Before the final report, the Commission issued a set of interim recommendations on 16 March 2017. Government took initial steps to implement recommendations which the Commission welcomed. The military might have viewed the progress of the proceedings as ‘the beginning to place Rohingyas into the main stream of the population.”
It was military regimes that put Rohingyas outside the main stream of the population stripping of their citizenship in 1982 and introduced harsher policies to persecute including eviction, restricting movement, stopping access to health care facilities, education, jobs, etc. It seemed to have had become ‘now or never’ like situation for the military to stop implementation of the commission’s recommendations.
A plan to stall the report most likely began in March 2017 after the submission of the interim report and government’s steps to implement recommendations.
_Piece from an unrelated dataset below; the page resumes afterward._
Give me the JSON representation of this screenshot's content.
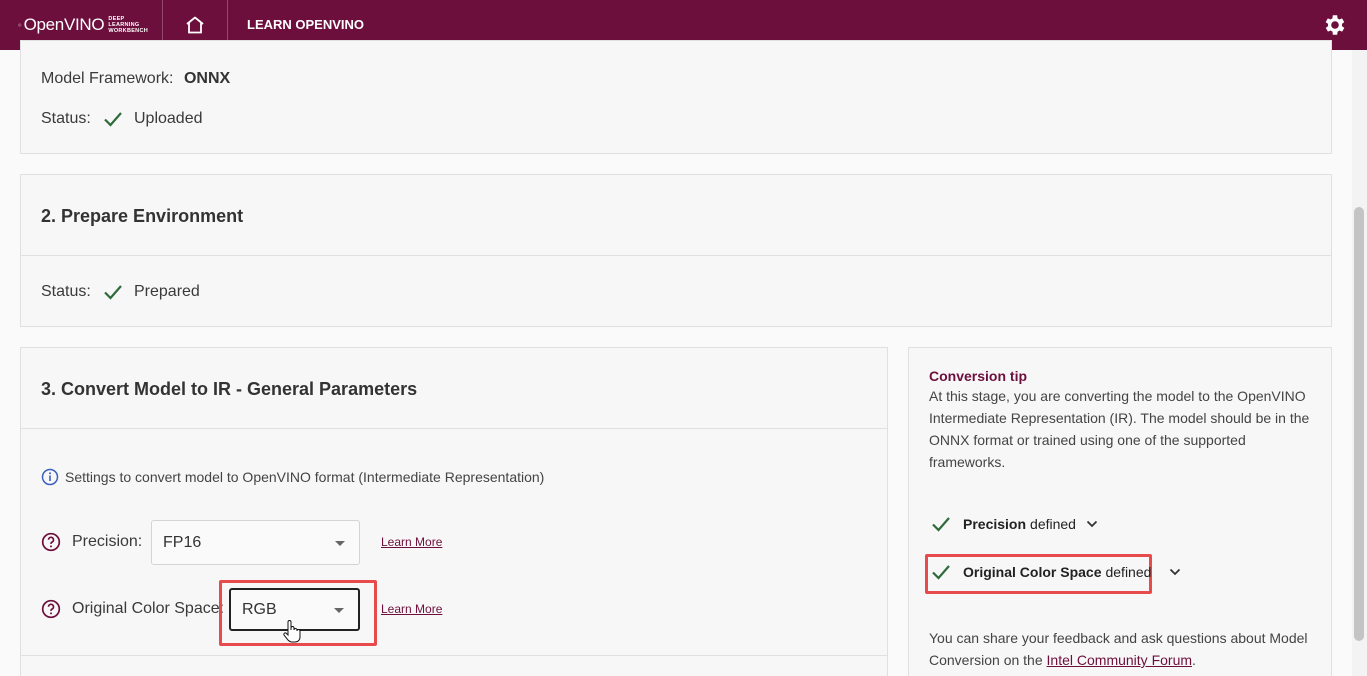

The likely plan was to create a condition in the Rohingya dominated areas which will allow the military to intervene and drive out Rohingyas permanently and also put Kofi Annan Commission report in jeopardy.
In July 2017 Rakhine State’s Chief Minister urged the C-in-C to deploy military forces for the security of Rakhine population.Myanmar media reported force build-up beginning on 11 August 2017. Al Jazeera online 11 August 2017 also reported “News that an army battalion was flown into Rakhine… to boost security met criticism from UN special rapporteur Yanghee Lee, who warned it was cause for major concern." The UN raised the alarm bell at reports of military build-up in northern Rakhine. Developing stories preceding ‘the Day’ culminated in ‘coordinated attacks’ on 25 August 2017 followed by genocidal crimes to evict Rohingyas from their homes.
Myanmar government daily the Global New Light of Myanmar (GNLM) on line of 18 January 2018, 19 January 2018 and 20 January 2018 published “Photos and Information of ARSA Terrorists who involved in Maung Taw counter attacks on 25 August 2017.” GNLM printed photos of 765 Rohingya men and 205 women. GNLM did not clarify if Rohingya men and women were arrested after the incident or before the incident. Poor quality photos and ambiguous identity do not suggest that arrests were made after the incident. If such large number of ‘insurgents’ were arrested before the so called attack, then police and military should have had prevented the incident.
The ARSA story was also presented in the International Court of Justice in Hague.Myanmar’s State Counsellor told the court, “several thousand ARSA fighters attacking more than 30 police posts and villages, and an army base in northern Rakhine was to seize Maungdaw township”, responsible for the situation.
The story of “several thousand ARSA fighters” is not convincing by any assessment. If “several thousand ARSA fighters” had taken part in the attack then its actual force strength should have been far more and it should have been a well-organized and strong insurgent group like those on Myanmar’s eastern and northeastern borders. And such a large insurgent group would not ‘bob up and disappear’ overnight. What he could not tell the court in fear of ‘guns smoking at home’ that the ARSA drama was an enactment of the Tatmadaw to prevent communal reconciliation in Rakhine.
* Mohammad Abdur Razzak is a security analyst and retired Commodore of Bangladesh Navy. He can be reached at [email protected]